An enclosure that is placed in a bright (no direct sunlight), draft-free and quiet place is recommended, with ventilation openings at the sides, and it must not be tightly closed at the top. The enclosure should be diversely structured with stones, roots and branches, and provide hiding and shelter opportunities (rodent houses, tubes, clay caves, etc.). They need food and drinking containers (drinking bottles), a sand bath (chinchilla sand) for grooming, nesting material (hay, straw, etc.) and a sufficiently deep substrate for digging. Commercially available small animal litter or a sand-soil mixture covered with some bark mulch and dry leaves is suitable as a substrate. Nail material, such as untreated twigs and branches from fruit trees, as well as a rodent stone, must always be available to wear down their teeth. They should be kept at room temperature and their natural day-night rhythm should be respected.


In the wild, they live almost exclusively on succulents such as the shrubby pennywort (Atriplex halimus). The food supply consists of a mixture of low-fat seeds, available in specialized shops as "gerbil food", forage hay and Chinese cabbage, supplemented with some chinchilla pellets and fresh food, such as cucumber, zucchini, endive lettuce and fresh spinach. In addition, they need some animal protein, such as insects (grasshoppers, house crickets, mealybug larvae) or insect food for hedgehogs. Vegetables can be salted once a week with a little table salt or baking soda, although the need to add salt for acclimated animals is debatable.
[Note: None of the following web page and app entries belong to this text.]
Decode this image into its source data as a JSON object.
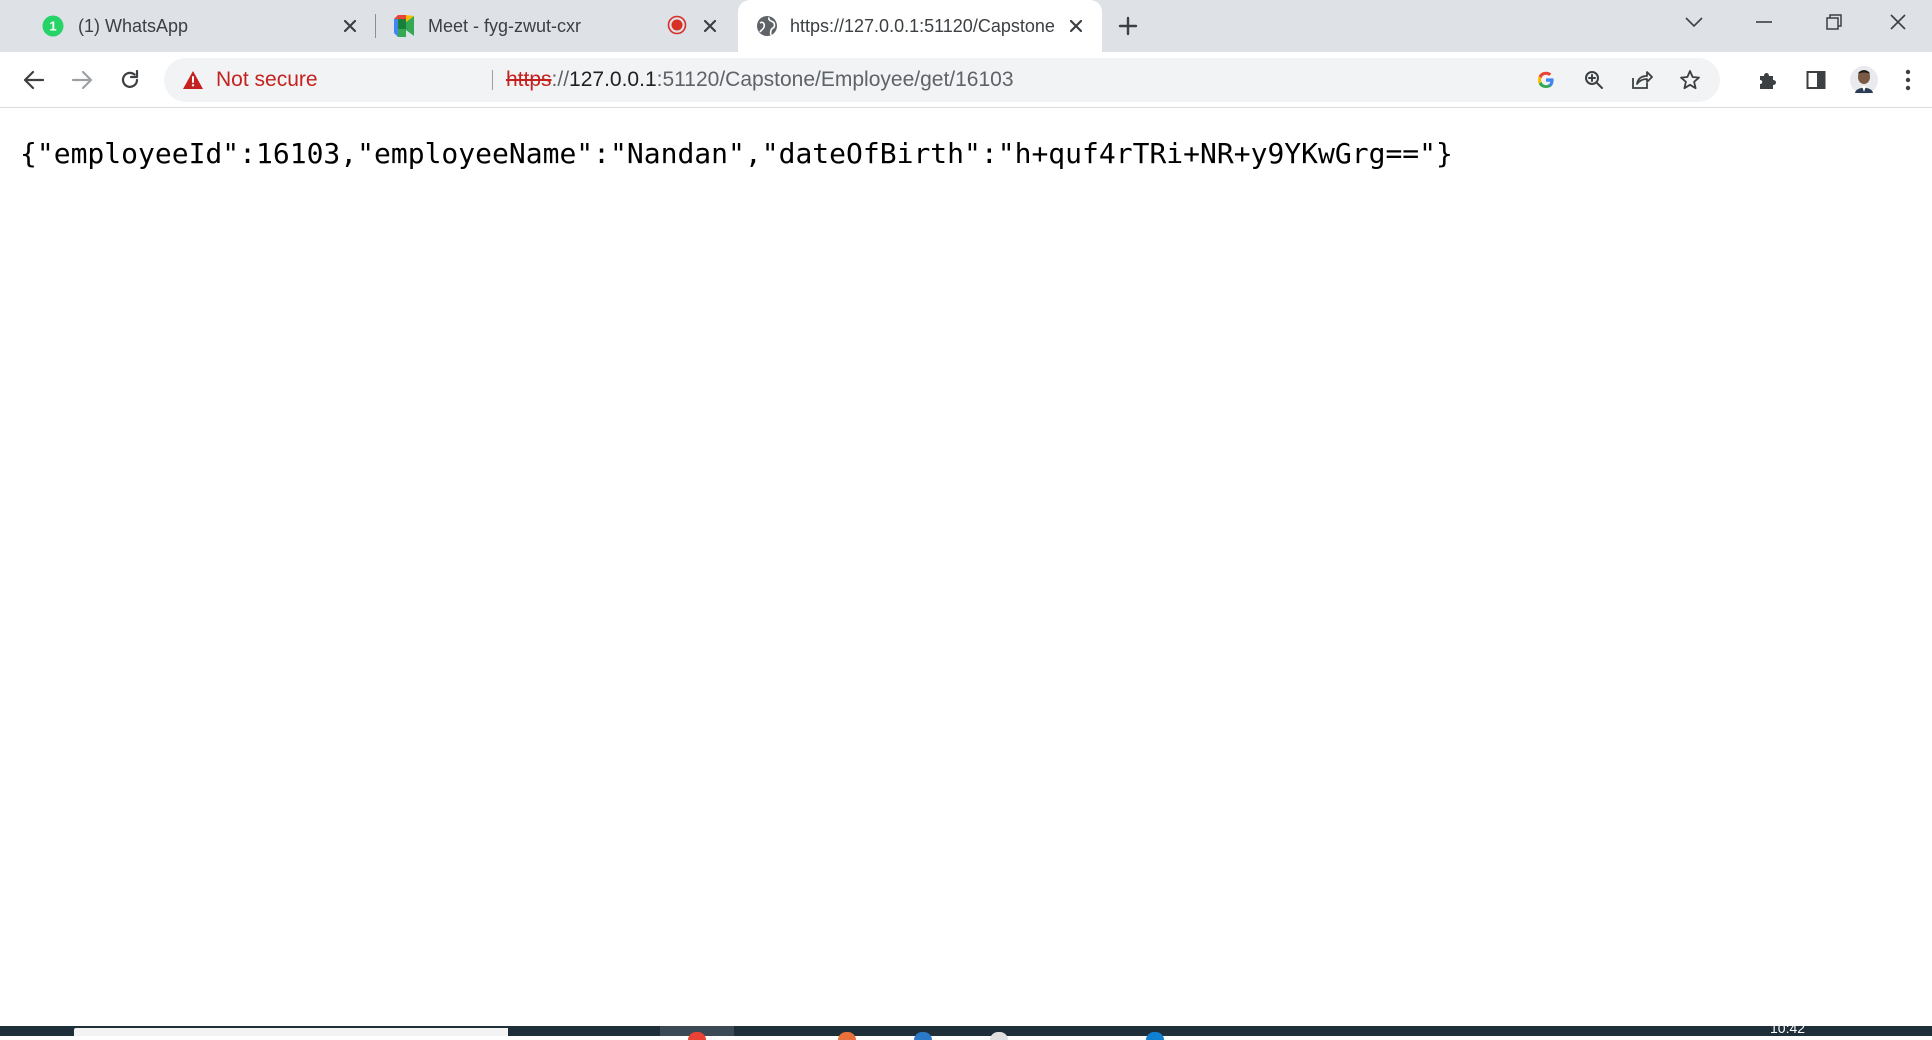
{
  "tabs": [
    {
      "title": "(1) WhatsApp",
      "badge": "1",
      "favicon": "whatsapp-icon",
      "active": false
    },
    {
      "title": "Meet - fyg-zwut-cxr",
      "favicon": "google-meet-icon",
      "recording": true,
      "active": false
    },
    {
      "title": "https://127.0.0.1:51120/Capstone",
      "favicon": "globe-icon",
      "active": true
    }
  ],
  "omnibox": {
    "status": "Not secure",
    "url_scheme": "https",
    "url_sep": "://",
    "url_host": "127.0.0.1",
    "url_rest": ":51120/Capstone/Employee/get/16103"
  },
  "page": {
    "body": "{\"employeeId\":16103,\"employeeName\":\"Nandan\",\"dateOfBirth\":\"h+quf4rTRi+NR+y9YKwGrg==\"}"
  },
  "taskbar": {
    "time": "10:42"
  },
  "colors": {
    "tabstrip": "#dee1e6",
    "not_secure": "#c5221f",
    "recording": "#d93025",
    "taskbar": "#1f2f3a"
  }
}
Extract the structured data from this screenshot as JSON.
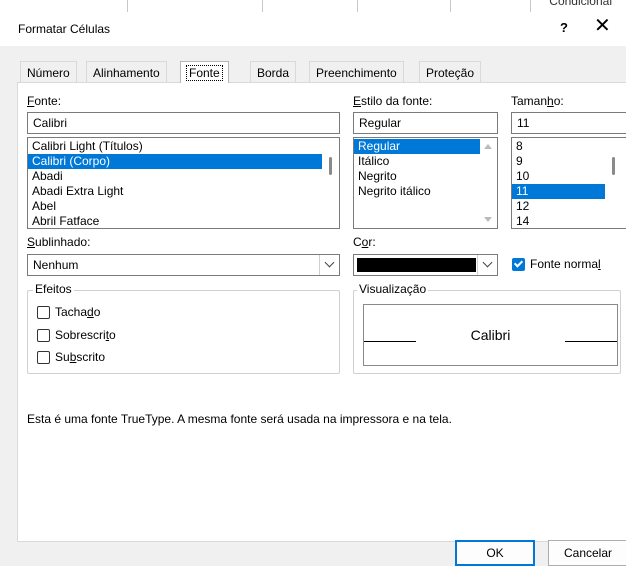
{
  "window": {
    "title": "Formatar Células",
    "help_label": "?",
    "close_label": "✕",
    "behind_text": "Condicional"
  },
  "tabs": [
    {
      "label": "Número"
    },
    {
      "label": "Alinhamento"
    },
    {
      "label": "Fonte",
      "active": true
    },
    {
      "label": "Borda"
    },
    {
      "label": "Preenchimento"
    },
    {
      "label": "Proteção"
    }
  ],
  "font": {
    "label_before": "",
    "label_mnemonic": "F",
    "label_after": "onte:",
    "value": "Calibri",
    "list": [
      "Calibri Light (Títulos)",
      "Calibri (Corpo)",
      "Abadi",
      "Abadi Extra Light",
      "Abel",
      "Abril Fatface"
    ],
    "selected_index": 1
  },
  "style": {
    "label_before": "",
    "label_mnemonic": "E",
    "label_after": "stilo da fonte:",
    "value": "Regular",
    "list": [
      "Regular",
      "Itálico",
      "Negrito",
      "Negrito itálico"
    ],
    "selected_index": 0
  },
  "size": {
    "label_before": "Taman",
    "label_mnemonic": "h",
    "label_after": "o:",
    "value": "11",
    "list": [
      "8",
      "9",
      "10",
      "11",
      "12",
      "14"
    ],
    "selected_index": 3
  },
  "underline": {
    "label_before": "",
    "label_mnemonic": "S",
    "label_after": "ublinhado:",
    "value": "Nenhum"
  },
  "color": {
    "label_before": "C",
    "label_mnemonic": "o",
    "label_after": "r:",
    "swatch": "#000000"
  },
  "normal_font": {
    "label_before": "Fonte norma",
    "label_mnemonic": "l",
    "label_after": "",
    "checked": true
  },
  "effects": {
    "legend": "Efeitos",
    "items": [
      {
        "before": "Tacha",
        "mn": "d",
        "after": "o",
        "checked": false
      },
      {
        "before": "Sobrescri",
        "mn": "t",
        "after": "o",
        "checked": false
      },
      {
        "before": "Su",
        "mn": "b",
        "after": "scrito",
        "checked": false
      }
    ]
  },
  "preview": {
    "legend": "Visualização",
    "text": "Calibri"
  },
  "info_text": "Esta é uma fonte TrueType. A mesma fonte será usada na impressora e na tela.",
  "buttons": {
    "ok": "OK",
    "cancel": "Cancelar"
  },
  "colors": {
    "accent": "#0078d7",
    "selection": "#0078d7"
  }
}
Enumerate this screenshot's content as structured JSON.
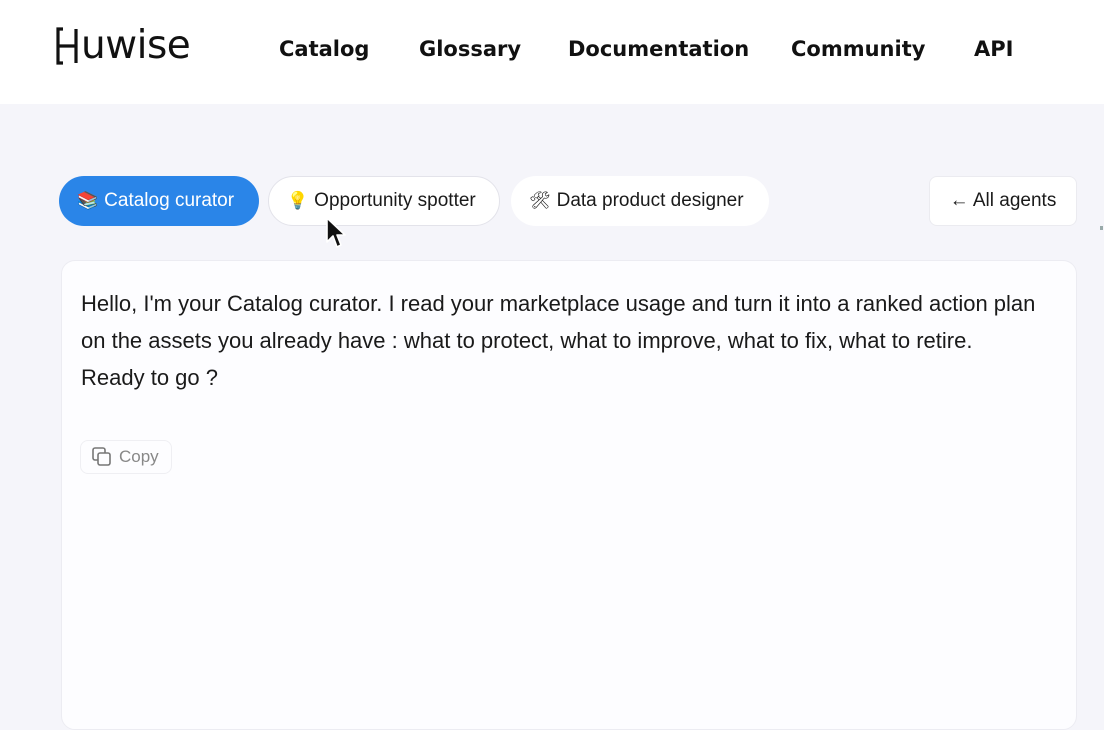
{
  "header": {
    "logo_text": "uwise",
    "nav": [
      {
        "label": "Catalog"
      },
      {
        "label": "Glossary"
      },
      {
        "label": "Documentation"
      },
      {
        "label": "Community"
      },
      {
        "label": "API"
      }
    ]
  },
  "agents": {
    "tabs": [
      {
        "emoji": "📚",
        "label": "Catalog curator",
        "active": true
      },
      {
        "emoji": "💡",
        "label": "Opportunity spotter",
        "active": false
      },
      {
        "emoji": "🛠",
        "label": "Data product designer",
        "active": false
      }
    ],
    "all_agents_label": "← All agents"
  },
  "chat": {
    "message_lines": [
      "Hello, I'm your Catalog curator. I read your marketplace usage and turn it into a ranked action plan on the assets you already have : what to protect, what to improve, what to fix, what to retire.",
      "Ready to go ?"
    ],
    "copy_label": "Copy"
  },
  "colors": {
    "accent": "#2a85e8",
    "background": "#f5f5fa",
    "panel": "#fdfdff"
  },
  "icons": {
    "logo": "bracket-h-logo-icon",
    "copy": "copy-icon",
    "cursor": "mouse-pointer-icon"
  }
}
Sugary fruits and vegetables (e.g. carrots) should not be fed (risk of diabetes). Drinking water must always be available in hanging bottles or in stable, open containers and, like food, must be offered fresh daily

A varied diet promotes health and prevents deficiency symptoms.

Behaviour and compatibility

In nature they live in loose colonies with fixed territories. They should be kept in pairs or in a harem, 1 male with 2-4 females. Females in particular can be very territorial and aggressive during the rearing of young. At the first sign of incompatibility, separate the animals immediately

Reproduction and breeding

In the male, the anal and genital openings are farther apart than in the female.

The gestation period is about 25-30 days. The average 2-7 young are born naked, blind and deaf, are independent after 4 weeks and should remain with the mother for a few days afterwards. The life expectancy is 3-5 years. After about 3 months they are sexually mature.


Their high kidney activity allows them to eat highly saline plants and thus survive in high heat and drought. It is especially important to offer sufficient salt to wild-caught animals in the first 2-3 months to meet their salt requirements. The fat sand rat is prone to diabetes and obesity when fed a high energy diet.

They are very agile, running quadrupedally and fleeing kangaroo-like hopping on their hind legs when in danger. Running wheels must be injury-proof, have a closed running surface and back wall, with a diameter that allows the animals to run without bending their backs. As escape animals, they need sufficient retreat and hiding places, so the enclosure should also be somewhat elevated and not placed on the floor.

They should not be grabbed or pulled by the tail, as the skin can easily crack and detach. The animals should only be grasped by hand from below and lifted up. Particular attention should be paid to thorough hygiene and contamination should be removed regularly.

Further literature can be found in your pet store.


Text: petdata; Image: Alex Rinesch

Source: W. PUSCHMANN, D. ZSCHEILE, K. ZSCHEILE (2009): Zootierhaltung - Tiere in menschlicher Obhut: Säugetiere, Harri Deutsch Verlag EHRLICH (2006): Kleinsäuger im Terrarium, Natur und Tierverlag; BMEL (2014): Gutachten über Mindestanforderungen an die Haltung von Säugetieren

  • Gemäß § 21 Abs. 5 Tierschutzgesetz idgF